Google has unwittingly become the tool of this madness. Digg.com offers one method to overcome Google’s Achilles heel but only if you’re looking for what’s popular on the net at the moment. Ad driven sites are now trying to find ways to manipulate Digg.com.
During the early years of the World Wide Web it was promoted as a super Library. Mixed in with all those billions of current pages are ones that offer genuine information, the kind of data you go to a library to find. Wikipedia has become the shining light that draws people seeking knowledge. What we need is other information enterprises that are like Wikipedia and Digg.com that circumvent the ad generated gold rush.
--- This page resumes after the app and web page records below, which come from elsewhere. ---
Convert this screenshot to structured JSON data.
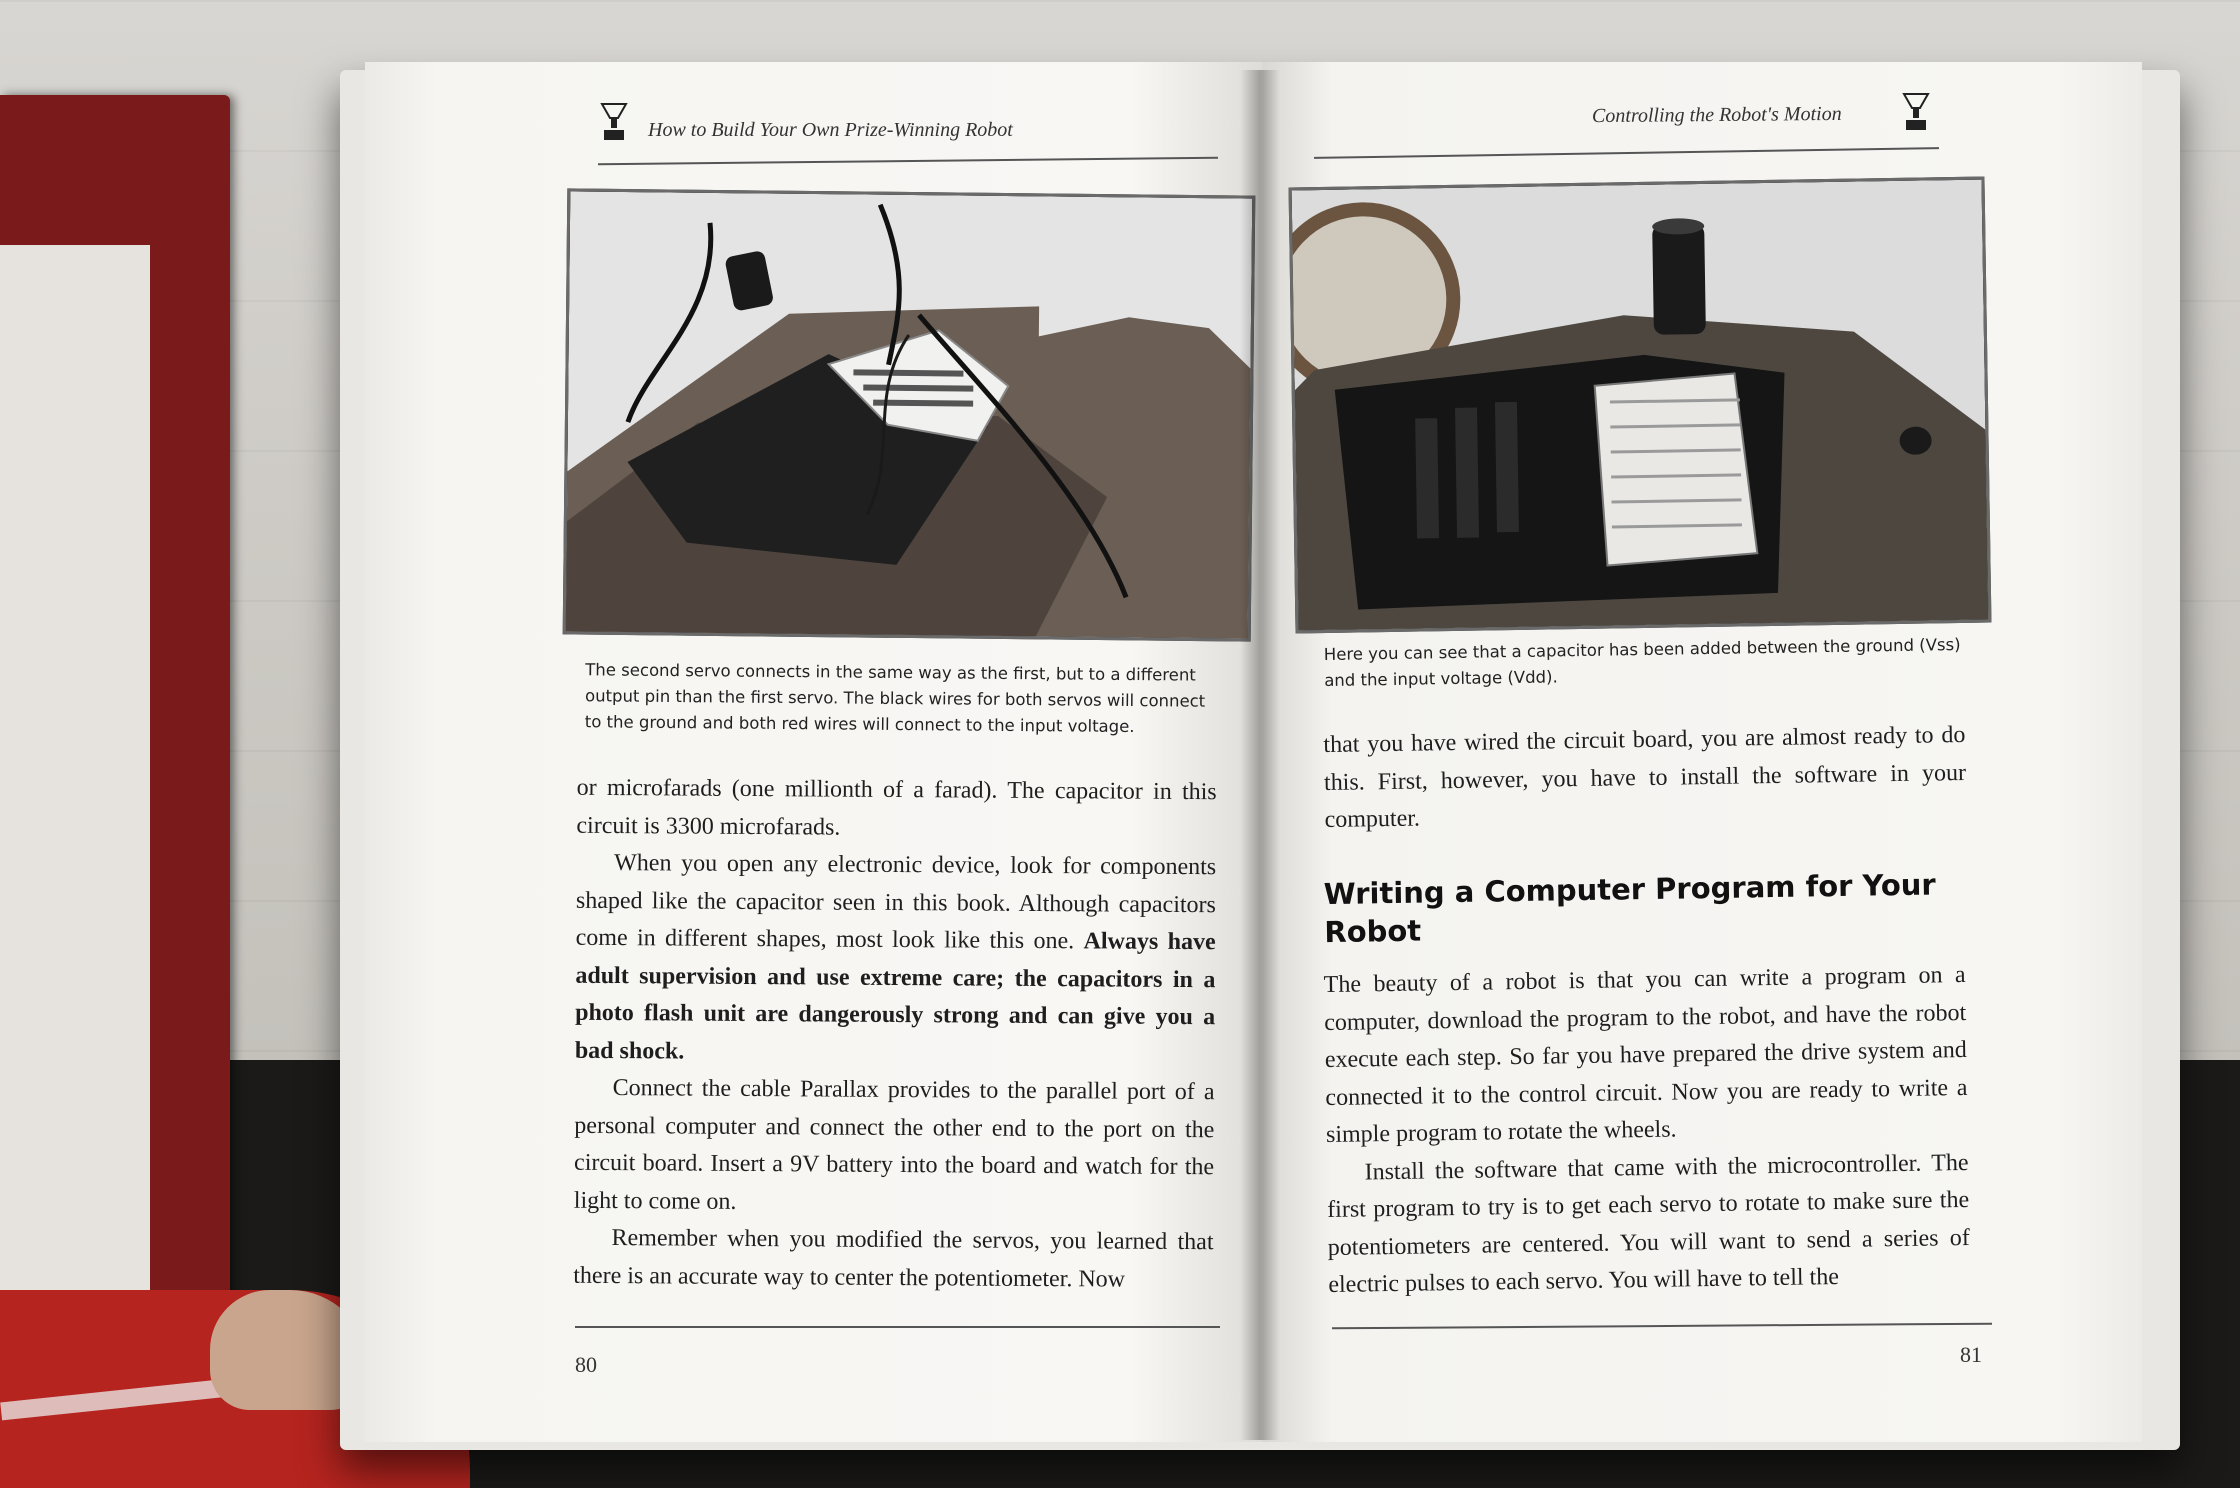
{
  "left_page": {
    "running_head": "How to Build Your Own Prize-Winning Robot",
    "photo_alt": "Breadboard and controller board with servos and capacitor",
    "caption": "The second servo connects in the same way as the first, but to a different output pin than the first servo. The black wires for both servos will connect to the ground and both red wires will connect to the input voltage.",
    "paragraphs": [
      {
        "indent": false,
        "text": "or microfarads (one millionth of a farad). The capacitor in this circuit is 3300 microfarads."
      },
      {
        "indent": true,
        "text": "When you open any electronic device, look for components shaped like the capacitor seen in this book. Although capacitors come in different shapes, most look like this one. ",
        "bold": "Always have adult supervision and use extreme care; the capacitors in a photo flash unit are dangerously strong and can give you a bad shock."
      },
      {
        "indent": true,
        "text": "Connect the cable Parallax provides to the parallel port of a personal computer and connect the other end to the port on the circuit board. Insert a 9V battery into the board and watch for the light to come on."
      },
      {
        "indent": true,
        "text": "Remember when you modified the servos, you learned that there is an accurate way to center the potentiometer. Now"
      }
    ],
    "page_number": "80"
  },
  "right_page": {
    "running_head": "Controlling the Robot's Motion",
    "photo_alt": "Board of Education with capacitor added",
    "caption": "Here you can see that a capacitor has been added between the ground (Vss) and the input voltage (Vdd).",
    "intro_paragraph": "that you have wired the circuit board, you are almost ready to do this. First, however, you have to install the software in your computer.",
    "section_heading": "Writing a Computer Program for Your Robot",
    "paragraphs": [
      {
        "indent": false,
        "text": "The beauty of a robot is that you can write a program on a computer, download the program to the robot, and have the robot execute each step. So far you have prepared the drive system and connected it to the control circuit. Now you are ready to write a simple program to rotate the wheels."
      },
      {
        "indent": true,
        "text": "Install the software that came with the microcontroller. The first program to try is to get each servo to rotate to make sure the potentiometers are centered. You will want to send a series of electric pulses to each servo. You will have to tell the"
      }
    ],
    "page_number": "81"
  },
  "colors": {
    "paper": "#f5f4f1",
    "ink": "#1e1e1e",
    "wall": "#d2cfca",
    "desk": "#1b1a19",
    "sweater_red": "#b5241f"
  }
}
One idea would be to create a Digg.com for long term ratings of web pages. Google does that by measuring how many links point to particular pages, but I assume this feature is overridden by paid rankings. Google could offer a non-ad version for a fee if they wanted and even combine Digg.com voting. The early form of Yahoo was based around a subject tree index of human reviewed web sites. That worked when the Internet was smaller. It might work again to make the Internet seem smaller and manageable by filtering out the noise.
I tend to think all gold rushes, like this ad generated one, eventually go bust. Pages will start disappearing when ad revenues don’t grow. Super sites will consolidate services. I think blogs will evolve and like personal web pages before the blogging era, will lose their appeal to most people. Blogging will succeed as a form of personal communication but I don’t think many people will ever make money at it.